We started with Q&A. Technical documentation is next, and we need your help.

Whether you're a beginner or an experienced developer, you can contribute.

Sign up and start helping → Learn more about Documentation →

Is there a way curry qt slot? Maybe there is something similar to curryng?

share|improve this question
Can you please give an example of what you have in mind? – Kaleb Pederson Jan 24 '11 at 17:22
Looks like a duplicate of stackoverflow.com/questions/3166051/… – Frank Osterfeld Jan 24 '11 at 19:46
up vote 1 down vote accepted

You could use QSignalMapper to bind connect some signals to it and then connect it's own signals to target slots with some parameters attached.

// connect signal to mapper
signalMapper = new QSignalMapper(this);
signalMapper->setMapping(button1, QString("param1"));
signalMapper->setMapping(button2, QString("param2"));
connect(button1, SIGNAL(clicked()), signalMapper, SLOT(map()));
connect(button2, SIGNAL(clicked()), signalMapper, SLOT(map()));

// connect mapper signal to slot
connect(signalMapper, SIGNAL(mapped(const QString &)), this, SLOT(originalSlot(const QString &)));
share|improve this answer
I think that the second connect call should say button2, not button1. I presume that is the magic that would make this technique useful: to have the signal mapper respond differently to unique senders. – Wyck Nov 20 '13 at 18:49

Although it's not possible directly using Qt, some binding/currying is available through LibQxt. For example and from the docs of QxtBoundFunction:

By far, the most common expected use is to provide a parameter to a slot when the signal doesn't have offer one. Many developers new to Qt try to write code like this: \code connect(button, SIGNAL(clicked()), lineEdit, SLOT(setText("Hello, world"))); \endcode Experienced Qt developers will immediately spot the flaw here. The typical solution is to create a short, one-line wrapper slot that invokes the desired function. Some clever developers may even use QSignalMapper to handle slots that only need one int or QString parameter.

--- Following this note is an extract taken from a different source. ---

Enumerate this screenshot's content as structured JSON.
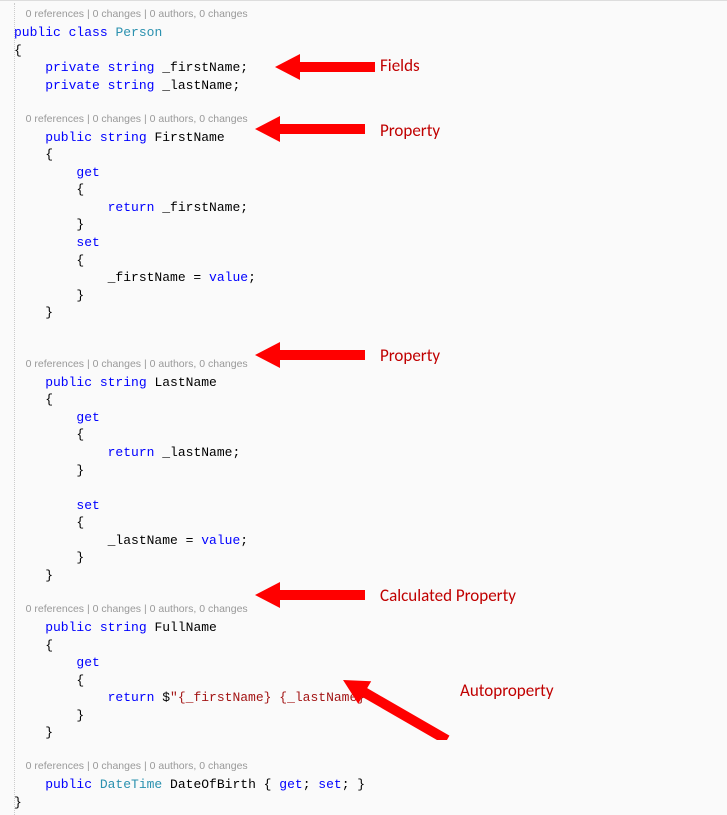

QxtBoundFunction enables the previous connect statement to be written like this: \code connect(button, SIGNAL(clicked()), QxtMetaObject::bind(lineEdit, SLOT(setText(QString)), Q_ARG(QString, "Hello, world!"))); \code This accomplishes the same result without having to create a new slot, or worse, an entire object, just to pass a constant value.

Additionally, through the use of the QXT_BIND macro, parameters from the signal can be rearranged, skipped, or passed alongside constant arguments provided with the Q_ARG macro. This can be used to provide stateful callbacks to a generic function, for example.

Many kinds of functions can be bound. The most common binding applies to Qt signals and slots, but standard C/C++ functions can be bound as well. Future development may add the ability to bind to C++ member functions, and developers can make custom QxtBoundFunction subclasses for even more flexibility if necessary.

Although I have submitted some patches to LibQxt, I haven't used this directly so your mileage may vary.

share|improve this answer

Binding arguments is not possible using Qt signal/slots. You'll have to use boost::signals and boost::bind instead to achieve such functionality.

share|improve this answer
LibQxt is also an option, see my answer. – Kaleb Pederson Jan 24 '11 at 21:49

Your Answer


By posting your answer, you agree to the privacy policy and terms of service.

Not the answer you're looking for? Browse other questions tagged or ask your own question.